The Change Management Approach: The project team contacted Heads of Service and Deans asking about initiatives that were running in their areas that would impact on Curriculum Design and Development within the University. The original list included 15 initiatives (for the full list of initiatives raised during the life of the project check the list out here http://www.projects.staffs.ac.uk/enable/). These initiatives included reviews, projects, and administrative changes. The project team identified the responsible 'initiative manager', who was subsequently interviewed to discuss the origins of their work, issues they were hoping to address and any issues they encountered that were outside the scope of the original project but would nevertheless impact on their ability to deliver a successful output to their initiative. The project also discussed issues around curriculum design with other stakeholders, including tutors, administrators and support staff. The project team collated 'out of scope' issues and raised them with the Senior Management Working Group, a group of individuals from senior management and the executive. Based on the presentations, a number of new initiatives started up. These new initiatives used the recommendations of the Enable project team with regards to stakeholder engagement and understanding the requirements of everyone engaged in a particular area.
Lessons Learned: The project team felt this Change Management Approach was successful in its aims. It raised awareness of the need for Change Management across the institution and was able to highlight issues that projects were experiencing with the relevant staff to achieve action. The project team note that the benefits of the Change Management Approach would not have occurred without the following:
- A consistent message which could be given out from project team to all stakeholders engaged in initiatives. This resulted in hearing our own message repeated back to us.
- Independence/ neutrality of the project team - the project team were well known in the University, and were seen as discreet and independent of any service or faculty. This allowed stakeholders to speak freely about perceptions and issues encountered. An 'agent provocateur' department is very useful.
- The ability to understand and communicate links to systems and processes, this was something that developed during the project but was very useful in explaining how we could move forward as an institution. This was particularly useful in highlighting issues with our quality processes for external examiners and the work taken on by administrators in the faculties. Enterprise Architecture models were a useful tool to communicate the duplication of effort and information to senior management.

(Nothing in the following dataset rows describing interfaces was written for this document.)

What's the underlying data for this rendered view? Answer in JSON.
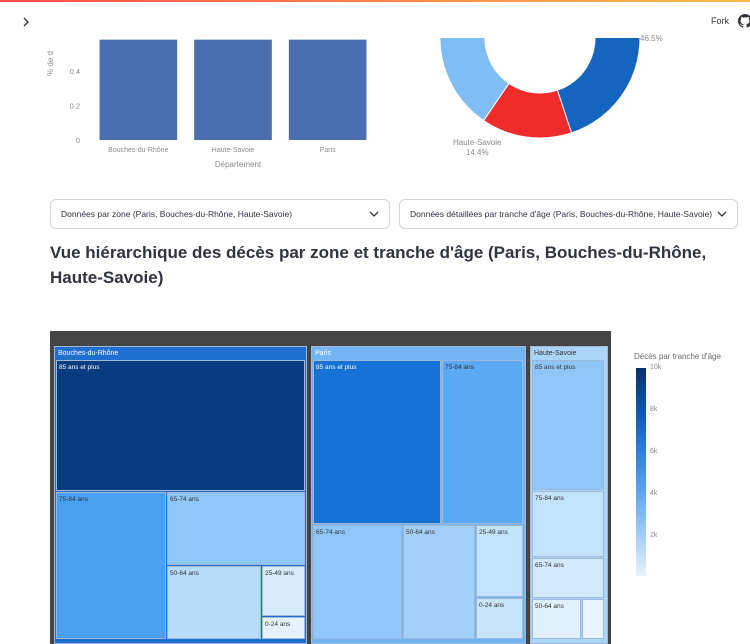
{
  "header": {
    "fork_label": "Fork",
    "sidebar_icon": "chevron-right-icon",
    "github_icon": "github-icon"
  },
  "bar_chart": {
    "ylabel_fragment": "% de d",
    "xlabel": "Département",
    "yticks": [
      "0",
      "0.2",
      "0.4"
    ],
    "bar_color": "#4a6fb0"
  },
  "pie": {
    "top_right_label": "46.5%",
    "haute_savoie_label": "Haute-Savoie",
    "haute_savoie_pct": "14.4%",
    "colors": [
      "#1565c0",
      "#ef2b2b",
      "#80bdf7"
    ]
  },
  "chart_data": [
    {
      "type": "bar",
      "categories": [
        "Bouches-du-Rhône",
        "Haute-Savoie",
        "Paris"
      ],
      "values": [
        0.58,
        0.58,
        0.58
      ],
      "xlabel": "Département",
      "ylabel": "% de d",
      "ylim": [
        0,
        0.6
      ]
    },
    {
      "type": "pie",
      "categories": [
        "Paris",
        "Bouches-du-Rhône",
        "Haute-Savoie"
      ],
      "values": [
        46.5,
        20.7,
        14.4
      ],
      "labels": [
        "46.5%",
        "",
        "14.4%"
      ]
    },
    {
      "type": "heatmap",
      "title": "",
      "colorbar_title": "Décès par tranche d'âge",
      "colorbar_ticks": [
        "10k",
        "8k",
        "6k",
        "4k",
        "2k"
      ],
      "zones": [
        {
          "name": "Bouches-du-Rhône",
          "groups": [
            "85 ans et plus",
            "75-84 ans",
            "65-74 ans",
            "50-64 ans",
            "25-49 ans",
            "0-24 ans"
          ]
        },
        {
          "name": "Paris",
          "groups": [
            "85 ans et plus",
            "75-84 ans",
            "65-74 ans",
            "50-64 ans",
            "25-49 ans",
            "0-24 ans"
          ]
        },
        {
          "name": "Haute-Savoie",
          "groups": [
            "85 ans et plus",
            "75-84 ans",
            "65-74 ans",
            "50-64 ans"
          ]
        }
      ]
    }
  ],
  "selects": {
    "zone": "Données par zone (Paris, Bouches-du-Rhône, Haute-Savoie)",
    "age": "Données détaillées par tranche d'âge (Paris, Bouches-du-Rhône, Haute-Savoie)"
  },
  "section_title": "Vue hiérarchique des décès par zone et tranche d'âge (Paris, Bouches-du-Rhône, Haute-Savoie)",
  "treemap": {
    "zones": {
      "bdr": "Bouches-du-Rhône",
      "paris": "Paris",
      "hs": "Haute-Savoie"
    },
    "tiles": {
      "t85": "85 ans et plus",
      "t75": "75-84 ans",
      "t65": "65-74 ans",
      "t50": "50-64 ans",
      "t25": "25-49 ans",
      "t0": "0-24 ans"
    },
    "colorbar_title": "Décès par tranche d'âge",
    "colorbar_ticks": [
      "10k",
      "8k",
      "6k",
      "4k",
      "2k"
    ]
  }
}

- A leader with sufficient weight to open doors to the right people at the start of the project, which helped in organising initial meetings with senior staff.
- Presentation is important and needs to fit your organisation. For example, for us it was important not to badge things internally as 'Enable' as this had the issue of being seen as an external project, not something internally driven. By stating 'we have found.../evidence/experience has shown us that....' it was seen as part of our day to day work, which means the work we are doing can carry on beyond Enable.
- A consistent executive/senior management team, with a clear strategy is helpful when trying to say where you are going. Alongside this, governance needs to be clear and needs to support both the initiation of initiatives and their closure when necessary. It's OK to stop initiatives where there is no longer a benefit to them running, where their benefit is outweighed by a negative impact elsewhere or where they don't have a clear goal.